WORK TO BE COMPLETED:
Lines with the word "name": copy all of them from the entries below.

════════

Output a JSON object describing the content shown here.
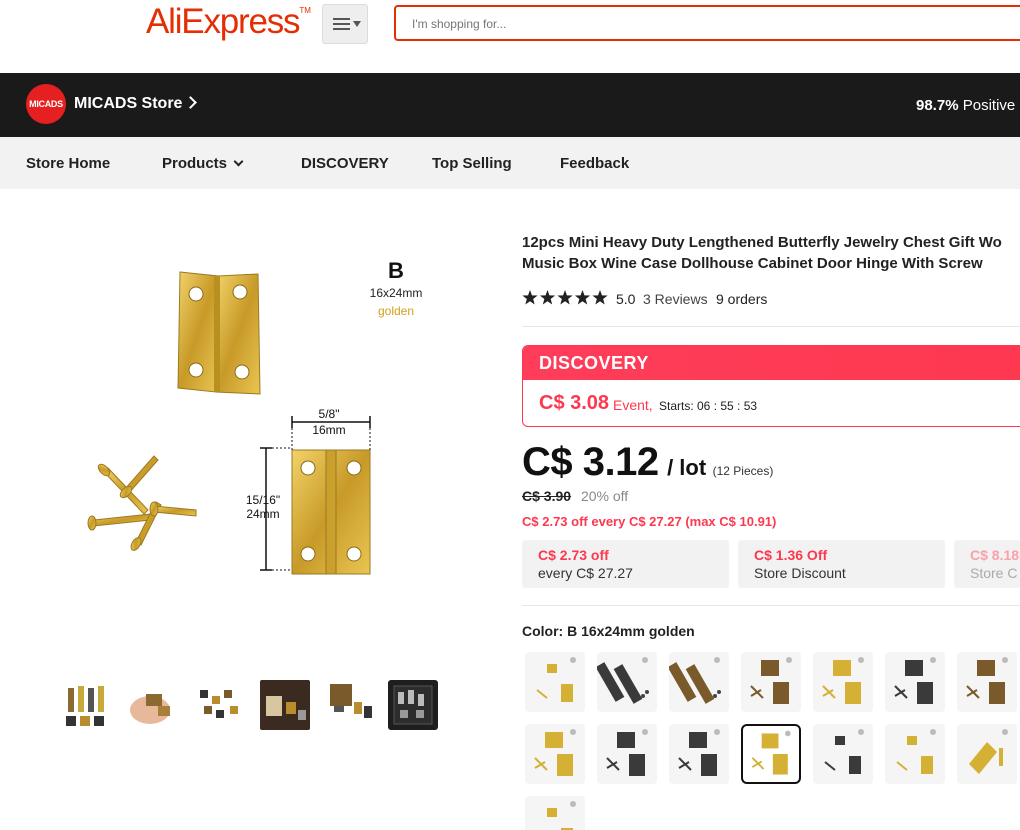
{
  "header": {
    "logo_text": "AliExpress",
    "logo_tm": "TM",
    "search_placeholder": "I'm shopping for..."
  },
  "store": {
    "logo_text": "MICADS",
    "name": "MICADS Store",
    "feedback_percent": "98.7%",
    "feedback_label": "Positive"
  },
  "nav": {
    "items": [
      "Store Home",
      "Products",
      "DISCOVERY",
      "Top Selling",
      "Feedback"
    ]
  },
  "product_image": {
    "variant_letter": "B",
    "size_label": "16x24mm",
    "color_label": "golden",
    "width_fraction": "5/8\"",
    "width_mm": "16mm",
    "height_fraction": "15/16\"",
    "height_mm": "24mm"
  },
  "product": {
    "title_line1": "12pcs Mini Heavy Duty Lengthened Butterfly Jewelry Chest Gift Wo",
    "title_line2": "Music Box Wine Case Dollhouse Cabinet Door Hinge With Screw",
    "rating": "5.0",
    "reviews": "3 Reviews",
    "orders": "9 orders",
    "stars": 5
  },
  "discovery": {
    "label": "DISCOVERY",
    "event_price": "C$ 3.08",
    "event_label": "Event,",
    "starts_text": "Starts: 06 : 55 : 53"
  },
  "price": {
    "current": "C$ 3.12",
    "unit": "/ lot",
    "pieces": "(12 Pieces)",
    "original": "C$ 3.90",
    "discount": "20% off",
    "coupon_line": "C$ 2.73 off every C$ 27.27 (max C$ 10.91)"
  },
  "coupons": [
    {
      "top": "C$ 2.73 off",
      "bottom": "every C$ 27.27"
    },
    {
      "top": "C$ 1.36 Off",
      "bottom": "Store Discount"
    },
    {
      "top": "C$ 8.18",
      "bottom": "Store C"
    }
  ],
  "color": {
    "label": "Color: B 16x24mm golden",
    "selected_index": 10,
    "swatches": [
      {
        "tone": "gold",
        "style": "small"
      },
      {
        "tone": "dark",
        "style": "long"
      },
      {
        "tone": "bronze",
        "style": "long"
      },
      {
        "tone": "bronze",
        "style": "hinge"
      },
      {
        "tone": "gold",
        "style": "hinge"
      },
      {
        "tone": "dark",
        "style": "hinge"
      },
      {
        "tone": "bronze",
        "style": "hinge"
      },
      {
        "tone": "gold",
        "style": "hinge"
      },
      {
        "tone": "dark",
        "style": "hinge"
      },
      {
        "tone": "dark",
        "style": "hinge"
      },
      {
        "tone": "gold",
        "style": "hinge"
      },
      {
        "tone": "dark",
        "style": "small"
      },
      {
        "tone": "gold",
        "style": "small"
      },
      {
        "tone": "gold",
        "style": "angle"
      },
      {
        "tone": "gold",
        "style": "small"
      }
    ]
  },
  "colors": {
    "brand": "#e62e04",
    "discovery": "#fd384f",
    "gold": "#d4b035",
    "bronze": "#7a5a2a",
    "dark": "#3a3a3a"
  }
}
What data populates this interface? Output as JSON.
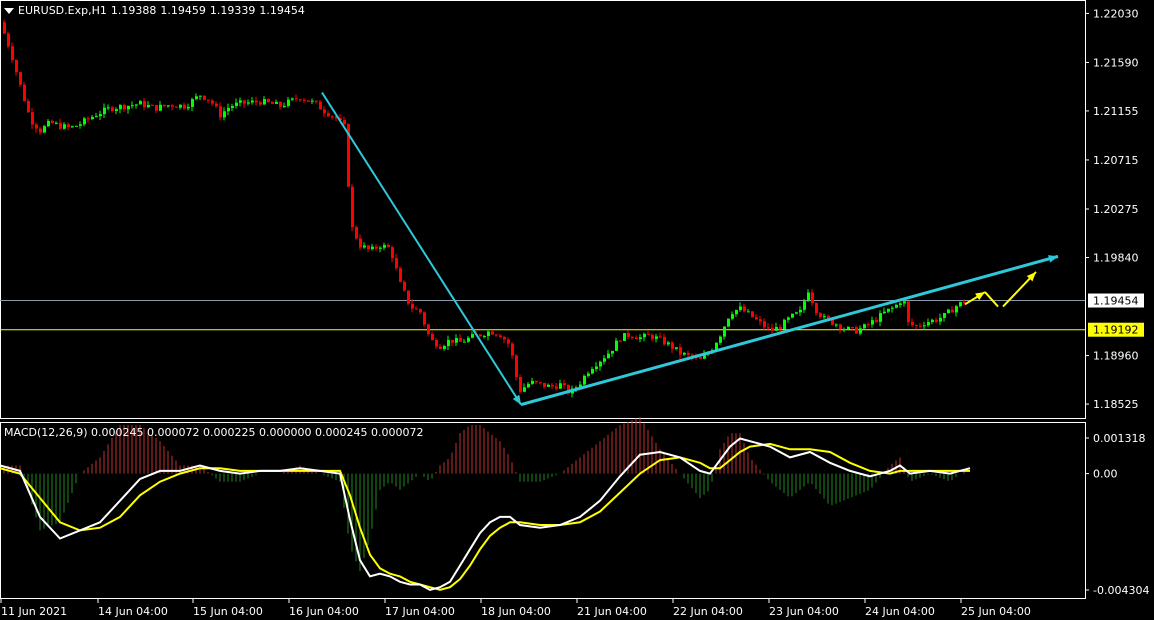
{
  "header": {
    "symbol": "EURUSD.Exp,H1",
    "open": "1.19388",
    "high": "1.19459",
    "low": "1.19339",
    "close": "1.19454"
  },
  "macd_header": "MACD(12,26,9) 0.000245 0.000072 0.000225 0.000000 0.000245 0.000072",
  "price_axis_labels": [
    "1.22030",
    "1.21590",
    "1.21155",
    "1.20715",
    "1.20275",
    "1.19840",
    "1.19454",
    "1.19192",
    "1.18960",
    "1.18525"
  ],
  "macd_axis_labels": [
    "0.001318",
    "0.00",
    "-0.004304"
  ],
  "time_labels": [
    "11 Jun 2021",
    "14 Jun 04:00",
    "15 Jun 04:00",
    "16 Jun 04:00",
    "17 Jun 04:00",
    "18 Jun 04:00",
    "21 Jun 04:00",
    "22 Jun 04:00",
    "23 Jun 04:00",
    "24 Jun 04:00",
    "25 Jun 04:00"
  ],
  "colors": {
    "background": "#000000",
    "bull": "#00ff00",
    "bear": "#ff0000",
    "macd_line": "#ffffff",
    "signal_line": "#ffff00",
    "trend_arrow": "#2ec8d8",
    "projection_arrow": "#ffff00",
    "level_line": "#ffff00",
    "current_price_line": "#8a9aa8"
  },
  "chart_data": [
    {
      "type": "candlestick",
      "symbol": "EURUSD.Exp",
      "timeframe": "H1",
      "ylim": [
        1.184,
        1.2215
      ],
      "levels": [
        {
          "value": 1.19454,
          "label": "1.19454",
          "kind": "current-price"
        },
        {
          "value": 1.19192,
          "label": "1.19192",
          "kind": "horizontal-line"
        }
      ],
      "close_path": [
        [
          0,
          1.2195
        ],
        [
          10,
          1.217
        ],
        [
          20,
          1.2138
        ],
        [
          30,
          1.2108
        ],
        [
          40,
          1.2098
        ],
        [
          50,
          1.2105
        ],
        [
          60,
          1.2102
        ],
        [
          70,
          1.21
        ],
        [
          80,
          1.2104
        ],
        [
          95,
          1.2112
        ],
        [
          110,
          1.2118
        ],
        [
          125,
          1.212
        ],
        [
          140,
          1.2122
        ],
        [
          155,
          1.2118
        ],
        [
          170,
          1.2121
        ],
        [
          185,
          1.212
        ],
        [
          200,
          1.213
        ],
        [
          210,
          1.2125
        ],
        [
          220,
          1.2112
        ],
        [
          230,
          1.212
        ],
        [
          240,
          1.2122
        ],
        [
          260,
          1.2124
        ],
        [
          280,
          1.212
        ],
        [
          300,
          1.2128
        ],
        [
          315,
          1.2122
        ],
        [
          325,
          1.2115
        ],
        [
          335,
          1.211
        ],
        [
          345,
          1.21
        ],
        [
          348,
          1.205
        ],
        [
          352,
          1.201
        ],
        [
          360,
          1.1995
        ],
        [
          370,
          1.199
        ],
        [
          380,
          1.1995
        ],
        [
          390,
          1.1992
        ],
        [
          400,
          1.196
        ],
        [
          410,
          1.194
        ],
        [
          420,
          1.1935
        ],
        [
          430,
          1.191
        ],
        [
          440,
          1.1905
        ],
        [
          450,
          1.191
        ],
        [
          460,
          1.1908
        ],
        [
          470,
          1.1912
        ],
        [
          480,
          1.1915
        ],
        [
          490,
          1.1918
        ],
        [
          500,
          1.1915
        ],
        [
          510,
          1.1905
        ],
        [
          515,
          1.188
        ],
        [
          520,
          1.1865
        ],
        [
          530,
          1.1872
        ],
        [
          540,
          1.187
        ],
        [
          550,
          1.1868
        ],
        [
          560,
          1.187
        ],
        [
          570,
          1.1862
        ],
        [
          580,
          1.1872
        ],
        [
          590,
          1.1885
        ],
        [
          600,
          1.1892
        ],
        [
          610,
          1.19
        ],
        [
          620,
          1.1912
        ],
        [
          630,
          1.1915
        ],
        [
          640,
          1.1912
        ],
        [
          650,
          1.1914
        ],
        [
          660,
          1.191
        ],
        [
          670,
          1.1905
        ],
        [
          680,
          1.1898
        ],
        [
          690,
          1.1895
        ],
        [
          700,
          1.1892
        ],
        [
          710,
          1.19
        ],
        [
          720,
          1.1915
        ],
        [
          730,
          1.1935
        ],
        [
          740,
          1.1938
        ],
        [
          750,
          1.1932
        ],
        [
          760,
          1.1925
        ],
        [
          770,
          1.1918
        ],
        [
          780,
          1.1922
        ],
        [
          790,
          1.193
        ],
        [
          800,
          1.1935
        ],
        [
          808,
          1.1955
        ],
        [
          815,
          1.1938
        ],
        [
          825,
          1.1928
        ],
        [
          835,
          1.1925
        ],
        [
          845,
          1.192
        ],
        [
          855,
          1.1918
        ],
        [
          865,
          1.1922
        ],
        [
          875,
          1.1928
        ],
        [
          885,
          1.1935
        ],
        [
          895,
          1.194
        ],
        [
          903,
          1.1948
        ],
        [
          908,
          1.1925
        ],
        [
          915,
          1.1922
        ],
        [
          925,
          1.1926
        ],
        [
          935,
          1.1928
        ],
        [
          945,
          1.1932
        ],
        [
          955,
          1.194
        ],
        [
          965,
          1.1945
        ]
      ]
    },
    {
      "type": "line",
      "title": "MACD(12,26,9)",
      "ylim": [
        -0.004304,
        0.001318
      ],
      "series": [
        {
          "name": "MACD",
          "points": [
            [
              0,
              0.0003
            ],
            [
              20,
              0.0001
            ],
            [
              40,
              -0.0016
            ],
            [
              60,
              -0.0024
            ],
            [
              80,
              -0.0021
            ],
            [
              100,
              -0.0018
            ],
            [
              120,
              -0.001
            ],
            [
              140,
              -0.0002
            ],
            [
              160,
              0.0001
            ],
            [
              180,
              0.0001
            ],
            [
              200,
              0.0003
            ],
            [
              220,
              0.0001
            ],
            [
              240,
              0.0
            ],
            [
              260,
              0.0001
            ],
            [
              280,
              0.0001
            ],
            [
              300,
              0.0002
            ],
            [
              320,
              0.0001
            ],
            [
              340,
              0.0
            ],
            [
              350,
              -0.0017
            ],
            [
              360,
              -0.0032
            ],
            [
              370,
              -0.0038
            ],
            [
              380,
              -0.0037
            ],
            [
              390,
              -0.0038
            ],
            [
              400,
              -0.004
            ],
            [
              410,
              -0.0041
            ],
            [
              420,
              -0.0041
            ],
            [
              430,
              -0.0043
            ],
            [
              440,
              -0.0042
            ],
            [
              450,
              -0.004
            ],
            [
              460,
              -0.0034
            ],
            [
              470,
              -0.0028
            ],
            [
              480,
              -0.0022
            ],
            [
              490,
              -0.0018
            ],
            [
              500,
              -0.0016
            ],
            [
              510,
              -0.0016
            ],
            [
              520,
              -0.0019
            ],
            [
              540,
              -0.002
            ],
            [
              560,
              -0.0019
            ],
            [
              580,
              -0.0016
            ],
            [
              600,
              -0.001
            ],
            [
              620,
              -0.0001
            ],
            [
              640,
              0.0007
            ],
            [
              660,
              0.0008
            ],
            [
              680,
              0.0006
            ],
            [
              700,
              0.0001
            ],
            [
              710,
              0.0
            ],
            [
              720,
              0.0005
            ],
            [
              730,
              0.001
            ],
            [
              740,
              0.0013
            ],
            [
              750,
              0.0012
            ],
            [
              770,
              0.001
            ],
            [
              790,
              0.0006
            ],
            [
              810,
              0.0008
            ],
            [
              830,
              0.0004
            ],
            [
              850,
              0.0001
            ],
            [
              870,
              -0.0001
            ],
            [
              890,
              0.0001
            ],
            [
              900,
              0.0003
            ],
            [
              910,
              0.0
            ],
            [
              930,
              0.0001
            ],
            [
              950,
              0.0
            ],
            [
              970,
              0.0002
            ]
          ]
        },
        {
          "name": "Signal",
          "points": [
            [
              0,
              0.0002
            ],
            [
              20,
              0.0
            ],
            [
              40,
              -0.0009
            ],
            [
              60,
              -0.0018
            ],
            [
              80,
              -0.0021
            ],
            [
              100,
              -0.002
            ],
            [
              120,
              -0.0016
            ],
            [
              140,
              -0.0008
            ],
            [
              160,
              -0.0003
            ],
            [
              180,
              0.0
            ],
            [
              200,
              0.0002
            ],
            [
              220,
              0.0002
            ],
            [
              240,
              0.0001
            ],
            [
              260,
              0.0001
            ],
            [
              280,
              0.0001
            ],
            [
              300,
              0.0001
            ],
            [
              320,
              0.0001
            ],
            [
              340,
              0.0001
            ],
            [
              350,
              -0.0008
            ],
            [
              360,
              -0.002
            ],
            [
              370,
              -0.003
            ],
            [
              380,
              -0.0035
            ],
            [
              390,
              -0.0037
            ],
            [
              400,
              -0.0038
            ],
            [
              410,
              -0.004
            ],
            [
              420,
              -0.0041
            ],
            [
              430,
              -0.0042
            ],
            [
              440,
              -0.0043
            ],
            [
              450,
              -0.0042
            ],
            [
              460,
              -0.0039
            ],
            [
              470,
              -0.0034
            ],
            [
              480,
              -0.0028
            ],
            [
              490,
              -0.0023
            ],
            [
              500,
              -0.002
            ],
            [
              510,
              -0.0018
            ],
            [
              520,
              -0.0018
            ],
            [
              540,
              -0.0019
            ],
            [
              560,
              -0.0019
            ],
            [
              580,
              -0.0018
            ],
            [
              600,
              -0.0014
            ],
            [
              620,
              -0.0007
            ],
            [
              640,
              0.0
            ],
            [
              660,
              0.0005
            ],
            [
              680,
              0.0006
            ],
            [
              700,
              0.0004
            ],
            [
              710,
              0.0002
            ],
            [
              720,
              0.0002
            ],
            [
              730,
              0.0005
            ],
            [
              740,
              0.0008
            ],
            [
              750,
              0.001
            ],
            [
              770,
              0.0011
            ],
            [
              790,
              0.0009
            ],
            [
              810,
              0.0009
            ],
            [
              830,
              0.0008
            ],
            [
              850,
              0.0004
            ],
            [
              870,
              0.0001
            ],
            [
              890,
              0.0
            ],
            [
              900,
              0.0001
            ],
            [
              910,
              0.0001
            ],
            [
              930,
              0.0001
            ],
            [
              950,
              0.0001
            ],
            [
              970,
              0.0001
            ]
          ]
        }
      ]
    }
  ]
}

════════

RESPONSE BELOW:
    "name": "MICADS Store",
          "name": "MACD",
          "name": "Signal",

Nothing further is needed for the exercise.